Kristen England said...


Yes, that will help to a point. however the two Scottish yeasts most people use adn that are the most readily available put out a lot of butter and banana inherent unto themselves. It kicks higher amounts of diacetyl and almost 2x the threshold amount of banana. Chris white really loves his 028 and calls it 'clean like california ale'. In my experience, I find it to be estery and fusely and not near california.

That being said, I do find that if I use 2x as much as I usually would and oxygen the hell out of the wort, this yeast works great. That can be said for pretty much all yeast treated this way.

I very much do not like fusels in my stronger ales at all which is why I do not like this yeast. There are many many people that love that fusely aroma. Each their own.
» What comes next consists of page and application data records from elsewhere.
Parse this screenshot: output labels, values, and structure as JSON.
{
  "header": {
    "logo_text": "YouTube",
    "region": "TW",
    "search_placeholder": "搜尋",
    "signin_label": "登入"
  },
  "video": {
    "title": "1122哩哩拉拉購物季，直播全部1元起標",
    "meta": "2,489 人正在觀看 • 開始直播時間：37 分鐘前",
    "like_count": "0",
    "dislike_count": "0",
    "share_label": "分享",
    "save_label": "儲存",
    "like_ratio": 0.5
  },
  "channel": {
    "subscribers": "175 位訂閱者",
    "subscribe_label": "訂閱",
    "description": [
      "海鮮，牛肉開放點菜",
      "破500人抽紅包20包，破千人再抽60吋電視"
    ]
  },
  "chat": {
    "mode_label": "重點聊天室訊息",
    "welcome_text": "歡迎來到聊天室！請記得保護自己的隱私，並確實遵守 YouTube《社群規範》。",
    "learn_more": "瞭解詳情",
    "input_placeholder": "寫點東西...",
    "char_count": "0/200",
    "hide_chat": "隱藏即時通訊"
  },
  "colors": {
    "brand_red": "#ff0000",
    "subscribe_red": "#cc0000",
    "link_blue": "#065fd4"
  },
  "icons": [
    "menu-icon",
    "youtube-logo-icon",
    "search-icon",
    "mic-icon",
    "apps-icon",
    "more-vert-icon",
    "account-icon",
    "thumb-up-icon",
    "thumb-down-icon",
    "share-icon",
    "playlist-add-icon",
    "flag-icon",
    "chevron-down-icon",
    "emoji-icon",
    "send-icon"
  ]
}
If people are going to use it, CarlT gives very good advice.

Anonymous said...

How does the flavour of Invert No 2 compare to the flavour of kettle caramelisation?

Andrew Elliott said...


The invert no. 2 will provide a lot more fruity complexity; kettle caramelization is nigh-on myth for a 90 minute boil. You'd really need a 3-4 hour boil to get anything similar to the sort.

Anonymous said...


Sorry i should have been more specific. By kettle caramelisation I ment drawing off a portion of the wort and boiling it down.
As both are a form of caramelised sugar i wondered how the two would compare.

Kristen England said...


There really is no precedent for this from what I've seen rather than people trying to recreate the long boils (which aren't correct to begin with).

Oblivious said...

"As both are a form of caramelised sugar i wondered how the two would compare."

kettle caramelisation is a wrong term as the wort contains both proteins and lipids, Proteins will react with the free carbohydrates in the boil to from melanoidins,

unlike inverted sugar, that is primarily just pure carbohydrates

Anonymous said...

Right, Thanks for the help. I've been meaning to take the plunge into using invert sugar for a while. This beer seems like a good place to start.

Anonymous said...

You mentioned about the canadian pale and invert "as discussed previously". I'm new here, where was this discussed? Is this explained in the beer styles book? Thanks!

Ron Pattinson said...

Anonymous, it's been discussed in previous Let's Brew posts:

Kristen England said...

Sorry boys. I'll specifically link references from now on.